[DO NOT PUBLISH] Non-Argument Calendar Agency No. A205-634-432 Petition for Review of a Decision of the Board of Immigration Appeals Before WILLIAM PRYOR, GRANT and LUCK, Circuit Judges. PER CURIAM:
Lesly Guevara-Torres and her two children petition for review of the order of the Board of Immigration Appeals affirming the denial of her applications for asylum and withholding of removal. Guevara-Torres argues that the Board erred in concluding that her particular social group—Honduran women exposed to gender-based violence because of the male-dominated society—was not cognizable under the Immigration and Nationality Act, and she argues that she suffered past persecution and has a well-founded fear of future persecution. We dismiss in part and deny in part her petition for review.
If a petitioner fails to exhaust her administrative remedies for a claim for relief, we lack jurisdiction to consider the claim even when the Board addresses it sua sponte. 8 U.S.C. § 1252(d)(1); Amaya-Artunduaga v. U.S. Att'y Gen., 463 F.3d 1247, 1250-51 (11th Cir. 2006).

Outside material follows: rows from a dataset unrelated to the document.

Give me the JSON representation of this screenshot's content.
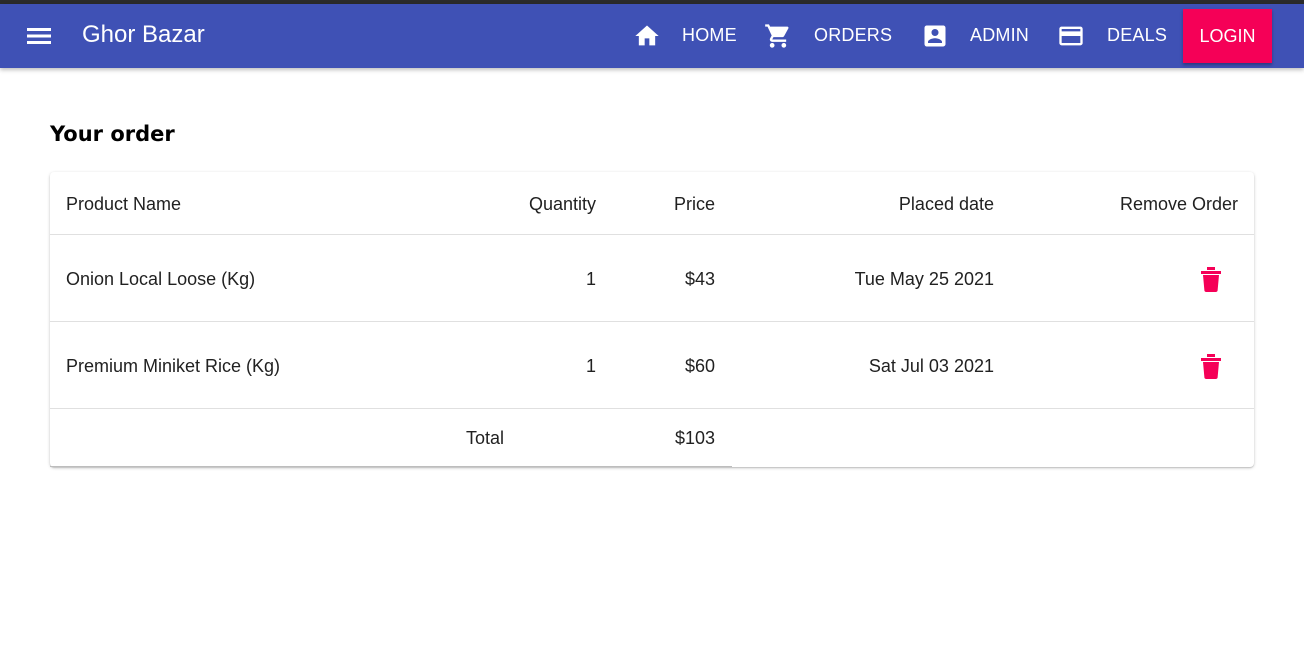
{
  "app": {
    "title": "Ghor Bazar"
  },
  "nav": {
    "home": {
      "label": "HOME",
      "icon": "home-icon"
    },
    "orders": {
      "label": "ORDERS",
      "icon": "cart-icon"
    },
    "admin": {
      "label": "ADMIN",
      "icon": "account-box-icon"
    },
    "deals": {
      "label": "DEALS",
      "icon": "credit-card-icon"
    },
    "login": {
      "label": "LOGIN"
    }
  },
  "colors": {
    "appbar": "#3f51b5",
    "accent": "#f50057"
  },
  "page": {
    "heading": "Your order"
  },
  "table": {
    "headers": {
      "product": "Product Name",
      "quantity": "Quantity",
      "price": "Price",
      "date": "Placed date",
      "remove": "Remove Order"
    },
    "rows": [
      {
        "product": "Onion Local Loose (Kg)",
        "quantity": "1",
        "price": "$43",
        "date": "Tue May 25 2021"
      },
      {
        "product": "Premium Miniket Rice (Kg)",
        "quantity": "1",
        "price": "$60",
        "date": "Sat Jul 03 2021"
      }
    ],
    "total": {
      "label": "Total",
      "value": "$103"
    }
  }
}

The Board did not err in concluding that Guevara-Torres failed to establish her status as a refugee under the Act by membership in a "particular social group." In Castillo-Arias v. U.S. Attorney General, we deferred to the administrative criteria for establishing a cognizable social group, including that the members of the group share a common characteristic that is immutable or fundamental to their individual identities or consciences. 446 F.3d 1190, 1196-97 (11th Cir. 2006). And we explained that a social group should not be defined so broadly that it becomes "a catch all for all groups who might claim persecution." See id. at 1196-98. A particular social group cannot be defined by the underlying harm asserted as persecution. Amezcua-Preciado v. U.S. Att'y Gen., 943 F.3d 1337, 1345 (11th Cir. 2019). The Board correctly concluded that Guevara-Torres's alleged social group lacked particularity, is not socially distinct, and is defined by the risk of harm asserted by her as persecution. As a result, we deny her petition in part. And because Guevara-Torres failed to exhaust her arguments about suffering past persecution or having a well-founded fear of future persecution, we lack jurisdiction to consider them and dismiss her petition in part.
PETITION DENIED IN PART, DISMISSED IN PART.